■ Exercise instructions ■
Your task is to copy each line of the records that includes the string "gansuchengshi".

■ Task material ■
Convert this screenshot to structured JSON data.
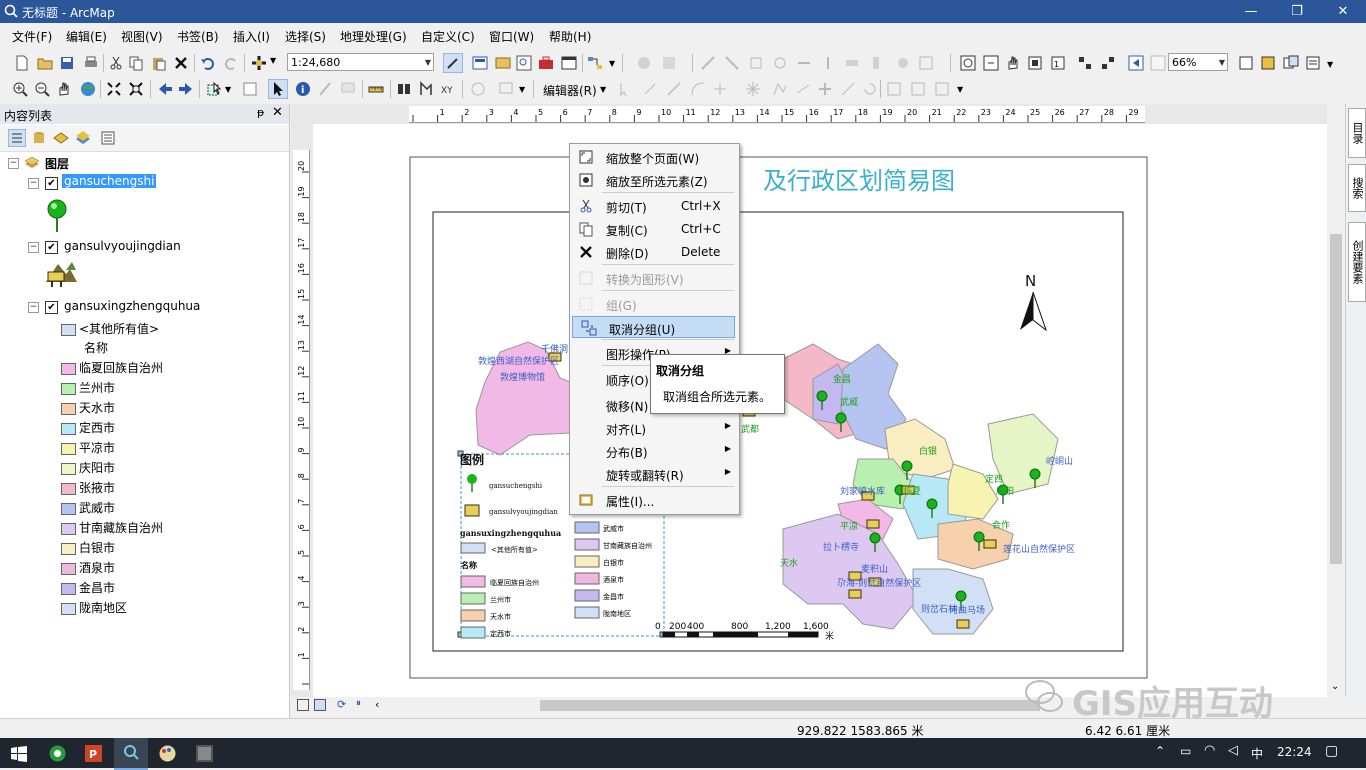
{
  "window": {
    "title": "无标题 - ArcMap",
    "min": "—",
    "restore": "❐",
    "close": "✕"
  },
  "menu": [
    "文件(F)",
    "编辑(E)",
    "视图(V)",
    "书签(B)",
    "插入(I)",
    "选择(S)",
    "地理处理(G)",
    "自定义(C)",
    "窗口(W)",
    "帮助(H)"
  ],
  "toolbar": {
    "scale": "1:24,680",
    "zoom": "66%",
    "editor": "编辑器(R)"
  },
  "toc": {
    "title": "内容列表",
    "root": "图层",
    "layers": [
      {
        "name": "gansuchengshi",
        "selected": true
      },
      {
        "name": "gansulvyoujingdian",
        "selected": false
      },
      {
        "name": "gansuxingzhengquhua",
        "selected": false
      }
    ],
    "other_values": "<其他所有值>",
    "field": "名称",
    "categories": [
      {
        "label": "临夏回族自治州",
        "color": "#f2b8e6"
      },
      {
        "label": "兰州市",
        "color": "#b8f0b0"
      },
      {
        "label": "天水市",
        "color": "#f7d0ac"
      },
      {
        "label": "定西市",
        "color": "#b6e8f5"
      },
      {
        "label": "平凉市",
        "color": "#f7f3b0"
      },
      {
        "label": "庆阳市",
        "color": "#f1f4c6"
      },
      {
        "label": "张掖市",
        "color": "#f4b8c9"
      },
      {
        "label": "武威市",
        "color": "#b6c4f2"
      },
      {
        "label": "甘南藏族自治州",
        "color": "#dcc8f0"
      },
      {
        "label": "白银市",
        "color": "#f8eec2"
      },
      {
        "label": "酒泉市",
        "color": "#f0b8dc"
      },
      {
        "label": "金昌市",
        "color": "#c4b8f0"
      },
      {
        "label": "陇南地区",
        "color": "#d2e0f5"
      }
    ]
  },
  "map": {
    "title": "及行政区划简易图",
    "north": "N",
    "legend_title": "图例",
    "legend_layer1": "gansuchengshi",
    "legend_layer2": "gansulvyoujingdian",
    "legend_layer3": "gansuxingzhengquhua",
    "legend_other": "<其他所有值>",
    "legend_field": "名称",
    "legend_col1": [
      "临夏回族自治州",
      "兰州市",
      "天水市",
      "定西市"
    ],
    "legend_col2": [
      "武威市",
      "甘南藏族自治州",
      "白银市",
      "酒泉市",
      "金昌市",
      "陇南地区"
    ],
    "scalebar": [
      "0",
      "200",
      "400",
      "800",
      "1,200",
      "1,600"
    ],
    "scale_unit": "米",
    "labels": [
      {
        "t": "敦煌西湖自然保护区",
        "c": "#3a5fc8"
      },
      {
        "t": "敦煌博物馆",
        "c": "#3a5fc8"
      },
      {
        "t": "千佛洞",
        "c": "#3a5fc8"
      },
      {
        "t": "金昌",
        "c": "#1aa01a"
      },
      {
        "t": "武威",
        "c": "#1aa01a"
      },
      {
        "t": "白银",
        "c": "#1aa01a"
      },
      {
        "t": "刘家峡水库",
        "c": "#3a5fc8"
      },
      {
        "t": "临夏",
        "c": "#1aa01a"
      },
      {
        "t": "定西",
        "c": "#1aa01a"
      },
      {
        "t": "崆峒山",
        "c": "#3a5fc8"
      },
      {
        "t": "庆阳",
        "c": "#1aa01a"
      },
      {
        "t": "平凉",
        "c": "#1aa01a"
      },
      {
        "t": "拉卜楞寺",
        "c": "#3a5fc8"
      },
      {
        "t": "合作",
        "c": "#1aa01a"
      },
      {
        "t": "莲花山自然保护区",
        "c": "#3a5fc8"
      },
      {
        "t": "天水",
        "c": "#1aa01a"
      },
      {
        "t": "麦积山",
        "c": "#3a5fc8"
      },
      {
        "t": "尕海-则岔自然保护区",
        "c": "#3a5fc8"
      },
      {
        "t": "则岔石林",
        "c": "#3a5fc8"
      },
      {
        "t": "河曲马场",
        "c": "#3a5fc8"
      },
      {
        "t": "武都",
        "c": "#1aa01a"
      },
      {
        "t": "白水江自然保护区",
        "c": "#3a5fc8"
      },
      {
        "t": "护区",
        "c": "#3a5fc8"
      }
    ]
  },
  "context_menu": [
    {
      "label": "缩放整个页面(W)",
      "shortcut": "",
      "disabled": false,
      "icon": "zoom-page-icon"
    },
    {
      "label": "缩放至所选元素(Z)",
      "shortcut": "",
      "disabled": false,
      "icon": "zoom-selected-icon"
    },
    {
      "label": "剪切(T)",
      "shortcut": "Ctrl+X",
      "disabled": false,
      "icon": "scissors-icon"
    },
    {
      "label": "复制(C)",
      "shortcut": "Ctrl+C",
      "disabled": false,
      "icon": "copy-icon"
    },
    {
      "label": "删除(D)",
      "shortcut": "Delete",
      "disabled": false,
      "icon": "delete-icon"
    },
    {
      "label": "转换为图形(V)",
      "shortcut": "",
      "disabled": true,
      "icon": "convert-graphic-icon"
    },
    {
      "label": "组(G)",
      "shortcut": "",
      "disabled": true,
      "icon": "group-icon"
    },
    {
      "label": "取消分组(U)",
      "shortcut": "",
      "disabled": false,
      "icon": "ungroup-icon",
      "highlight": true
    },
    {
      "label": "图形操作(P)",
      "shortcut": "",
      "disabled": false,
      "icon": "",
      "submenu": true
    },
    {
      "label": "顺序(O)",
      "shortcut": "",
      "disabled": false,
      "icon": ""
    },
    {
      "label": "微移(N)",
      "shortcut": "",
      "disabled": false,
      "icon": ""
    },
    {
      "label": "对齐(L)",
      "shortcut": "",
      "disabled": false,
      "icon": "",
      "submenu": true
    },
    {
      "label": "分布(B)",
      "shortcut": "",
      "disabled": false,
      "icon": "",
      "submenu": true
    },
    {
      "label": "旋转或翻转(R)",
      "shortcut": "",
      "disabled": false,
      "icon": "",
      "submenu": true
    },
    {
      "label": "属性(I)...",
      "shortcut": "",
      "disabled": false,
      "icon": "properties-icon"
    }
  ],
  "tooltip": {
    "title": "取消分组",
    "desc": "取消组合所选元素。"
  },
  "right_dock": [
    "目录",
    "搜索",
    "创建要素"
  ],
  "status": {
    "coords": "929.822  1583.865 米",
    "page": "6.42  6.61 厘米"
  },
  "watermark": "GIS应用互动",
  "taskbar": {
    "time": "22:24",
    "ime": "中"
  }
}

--

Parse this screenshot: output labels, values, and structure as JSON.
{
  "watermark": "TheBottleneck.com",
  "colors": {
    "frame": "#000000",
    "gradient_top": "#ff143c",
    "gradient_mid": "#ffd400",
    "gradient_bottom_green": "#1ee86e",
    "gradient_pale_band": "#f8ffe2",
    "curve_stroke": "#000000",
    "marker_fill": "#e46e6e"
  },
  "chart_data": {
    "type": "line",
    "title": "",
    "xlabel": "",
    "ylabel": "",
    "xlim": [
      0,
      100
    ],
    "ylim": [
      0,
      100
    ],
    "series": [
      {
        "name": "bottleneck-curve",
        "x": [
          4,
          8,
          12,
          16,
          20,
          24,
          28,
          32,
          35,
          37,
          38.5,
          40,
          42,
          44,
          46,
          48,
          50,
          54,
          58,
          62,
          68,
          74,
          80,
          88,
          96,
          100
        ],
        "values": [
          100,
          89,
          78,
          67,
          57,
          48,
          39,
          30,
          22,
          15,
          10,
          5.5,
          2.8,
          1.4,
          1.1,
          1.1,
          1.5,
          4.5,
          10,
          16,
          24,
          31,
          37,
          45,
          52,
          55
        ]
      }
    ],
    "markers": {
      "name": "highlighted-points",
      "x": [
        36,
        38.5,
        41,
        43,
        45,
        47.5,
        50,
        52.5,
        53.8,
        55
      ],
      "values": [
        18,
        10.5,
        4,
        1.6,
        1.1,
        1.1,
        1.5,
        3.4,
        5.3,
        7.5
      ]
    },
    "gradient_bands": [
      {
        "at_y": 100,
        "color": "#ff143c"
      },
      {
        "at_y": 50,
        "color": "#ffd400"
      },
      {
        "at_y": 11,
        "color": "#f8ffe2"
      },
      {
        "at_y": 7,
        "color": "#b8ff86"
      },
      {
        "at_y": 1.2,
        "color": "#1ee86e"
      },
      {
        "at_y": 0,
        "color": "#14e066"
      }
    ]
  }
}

■ Expected output ■
        "name": "gansuchengshi",
    "legend_layer1": "gansuchengshi",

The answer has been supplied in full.